— The task —
An exact repetition of the records is required. Leave nothing out.

(Data records for software interfaces)
*-*-*

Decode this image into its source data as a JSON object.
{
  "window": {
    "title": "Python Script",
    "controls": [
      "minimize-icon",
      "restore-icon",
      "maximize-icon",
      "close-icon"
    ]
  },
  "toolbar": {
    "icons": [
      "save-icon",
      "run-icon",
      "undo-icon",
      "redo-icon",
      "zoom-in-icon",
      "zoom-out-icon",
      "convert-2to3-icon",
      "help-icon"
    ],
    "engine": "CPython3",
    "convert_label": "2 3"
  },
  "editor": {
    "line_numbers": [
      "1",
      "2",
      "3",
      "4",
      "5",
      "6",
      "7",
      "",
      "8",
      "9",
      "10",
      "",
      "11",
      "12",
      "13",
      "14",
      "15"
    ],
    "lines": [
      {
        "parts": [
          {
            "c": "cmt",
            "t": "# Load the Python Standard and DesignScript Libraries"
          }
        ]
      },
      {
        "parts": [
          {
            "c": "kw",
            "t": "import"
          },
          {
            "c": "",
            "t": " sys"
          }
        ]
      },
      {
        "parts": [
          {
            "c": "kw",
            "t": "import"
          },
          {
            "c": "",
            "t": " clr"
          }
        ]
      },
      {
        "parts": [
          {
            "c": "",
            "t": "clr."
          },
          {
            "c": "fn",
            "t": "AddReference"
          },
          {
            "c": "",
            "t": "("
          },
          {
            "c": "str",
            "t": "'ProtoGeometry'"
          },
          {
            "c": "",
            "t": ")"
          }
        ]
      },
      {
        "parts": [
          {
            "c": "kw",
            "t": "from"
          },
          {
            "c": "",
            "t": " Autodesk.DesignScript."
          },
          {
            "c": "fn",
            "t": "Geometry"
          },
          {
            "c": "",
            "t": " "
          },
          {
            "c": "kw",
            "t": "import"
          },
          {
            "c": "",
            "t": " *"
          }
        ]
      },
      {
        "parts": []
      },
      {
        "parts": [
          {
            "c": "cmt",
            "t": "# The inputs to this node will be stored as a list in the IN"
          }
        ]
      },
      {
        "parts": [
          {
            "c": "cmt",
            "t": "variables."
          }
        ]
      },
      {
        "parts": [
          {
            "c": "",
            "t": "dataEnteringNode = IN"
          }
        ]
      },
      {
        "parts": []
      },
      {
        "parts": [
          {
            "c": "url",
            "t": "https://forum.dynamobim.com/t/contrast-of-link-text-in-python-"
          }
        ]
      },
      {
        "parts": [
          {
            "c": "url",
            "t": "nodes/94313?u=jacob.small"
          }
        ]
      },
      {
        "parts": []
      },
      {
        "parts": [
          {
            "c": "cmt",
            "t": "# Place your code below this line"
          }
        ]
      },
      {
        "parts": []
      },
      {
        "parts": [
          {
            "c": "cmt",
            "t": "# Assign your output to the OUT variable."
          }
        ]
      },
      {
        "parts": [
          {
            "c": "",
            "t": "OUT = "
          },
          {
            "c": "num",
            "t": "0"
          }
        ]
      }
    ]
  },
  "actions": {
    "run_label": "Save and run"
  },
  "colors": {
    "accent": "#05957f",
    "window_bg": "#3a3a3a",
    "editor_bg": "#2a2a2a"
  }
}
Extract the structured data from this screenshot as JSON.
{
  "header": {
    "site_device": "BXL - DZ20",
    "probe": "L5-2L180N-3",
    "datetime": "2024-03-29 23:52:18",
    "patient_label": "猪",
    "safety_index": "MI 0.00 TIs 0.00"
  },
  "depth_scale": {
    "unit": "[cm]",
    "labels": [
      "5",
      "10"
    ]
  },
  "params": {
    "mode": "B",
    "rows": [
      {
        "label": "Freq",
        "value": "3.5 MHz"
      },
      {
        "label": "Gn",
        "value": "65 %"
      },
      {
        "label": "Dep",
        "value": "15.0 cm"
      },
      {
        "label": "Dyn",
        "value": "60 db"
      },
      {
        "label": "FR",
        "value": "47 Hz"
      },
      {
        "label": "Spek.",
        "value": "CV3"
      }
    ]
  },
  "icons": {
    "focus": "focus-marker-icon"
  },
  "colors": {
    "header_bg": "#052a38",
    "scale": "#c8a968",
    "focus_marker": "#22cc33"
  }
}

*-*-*

— Response to this task —
Decode this image into its source data as a JSON object.
{
  "window": {
    "title": "Python Script",
    "controls": [
      "minimize-icon",
      "restore-icon",
      "maximize-icon",
      "close-icon"
    ]
  },
  "toolbar": {
    "icons": [
      "save-icon",
      "run-icon",
      "undo-icon",
      "redo-icon",
      "zoom-in-icon",
      "zoom-out-icon",
      "convert-2to3-icon",
      "help-icon"
    ],
    "engine": "CPython3",
    "convert_label": "2 3"
  },
  "editor": {
    "line_numbers": [
      "1",
      "2",
      "3",
      "4",
      "5",
      "6",
      "7",
      "",
      "8",
      "9",
      "10",
      "",
      "11",
      "12",
      "13",
      "14",
      "15"
    ],
    "lines": [
      {
        "parts": [
          {
            "c": "cmt",
            "t": "# Load the Python Standard and DesignScript Libraries"
          }
        ]
      },
      {
        "parts": [
          {
            "c": "kw",
            "t": "import"
          },
          {
            "c": "",
            "t": " sys"
          }
        ]
      },
      {
        "parts": [
          {
            "c": "kw",
            "t": "import"
          },
          {
            "c": "",
            "t": " clr"
          }
        ]
      },
      {
        "parts": [
          {
            "c": "",
            "t": "clr."
          },
          {
            "c": "fn",
            "t": "AddReference"
          },
          {
            "c": "",
            "t": "("
          },
          {
            "c": "str",
            "t": "'ProtoGeometry'"
          },
          {
            "c": "",
            "t": ")"
          }
        ]
      },
      {
        "parts": [
          {
            "c": "kw",
            "t": "from"
          },
          {
            "c": "",
            "t": " Autodesk.DesignScript."
          },
          {
            "c": "fn",
            "t": "Geometry"
          },
          {
            "c": "",
            "t": " "
          },
          {
            "c": "kw",
            "t": "import"
          },
          {
            "c": "",
            "t": " *"
          }
        ]
      },
      {
        "parts": []
      },
      {
        "parts": [
          {
            "c": "cmt",
            "t": "# The inputs to this node will be stored as a list in the IN"
          }
        ]
      },
      {
        "parts": [
          {
            "c": "cmt",
            "t": "variables."
          }
        ]
      },
      {
        "parts": [
          {
            "c": "",
            "t": "dataEnteringNode = IN"
          }
        ]
      },
      {
        "parts": []
      },
      {
        "parts": [
          {
            "c": "url",
            "t": "https://forum.dynamobim.com/t/contrast-of-link-text-in-python-"
          }
        ]
      },
      {
        "parts": [
          {
            "c": "url",
            "t": "nodes/94313?u=jacob.small"
          }
        ]
      },
      {
        "parts": []
      },
      {
        "parts": [
          {
            "c": "cmt",
            "t": "# Place your code below this line"
          }
        ]
      },
      {
        "parts": []
      },
      {
        "parts": [
          {
            "c": "cmt",
            "t": "# Assign your output to the OUT variable."
          }
        ]
      },
      {
        "parts": [
          {
            "c": "",
            "t": "OUT = "
          },
          {
            "c": "num",
            "t": "0"
          }
        ]
      }
    ]
  },
  "actions": {
    "run_label": "Save and run"
  },
  "colors": {
    "accent": "#05957f",
    "window_bg": "#3a3a3a",
    "editor_bg": "#2a2a2a"
  }
}
Extract the structured data from this screenshot as JSON.
{
  "header": {
    "site_device": "BXL - DZ20",
    "probe": "L5-2L180N-3",
    "datetime": "2024-03-29 23:52:18",
    "patient_label": "猪",
    "safety_index": "MI 0.00 TIs 0.00"
  },
  "depth_scale": {
    "unit": "[cm]",
    "labels": [
      "5",
      "10"
    ]
  },
  "params": {
    "mode": "B",
    "rows": [
      {
        "label": "Freq",
        "value": "3.5 MHz"
      },
      {
        "label": "Gn",
        "value": "65 %"
      },
      {
        "label": "Dep",
        "value": "15.0 cm"
      },
      {
        "label": "Dyn",
        "value": "60 db"
      },
      {
        "label": "FR",
        "value": "47 Hz"
      },
      {
        "label": "Spek.",
        "value": "CV3"
      }
    ]
  },
  "icons": {
    "focus": "focus-marker-icon"
  },
  "colors": {
    "header_bg": "#052a38",
    "scale": "#c8a968",
    "focus_marker": "#22cc33"
  }
}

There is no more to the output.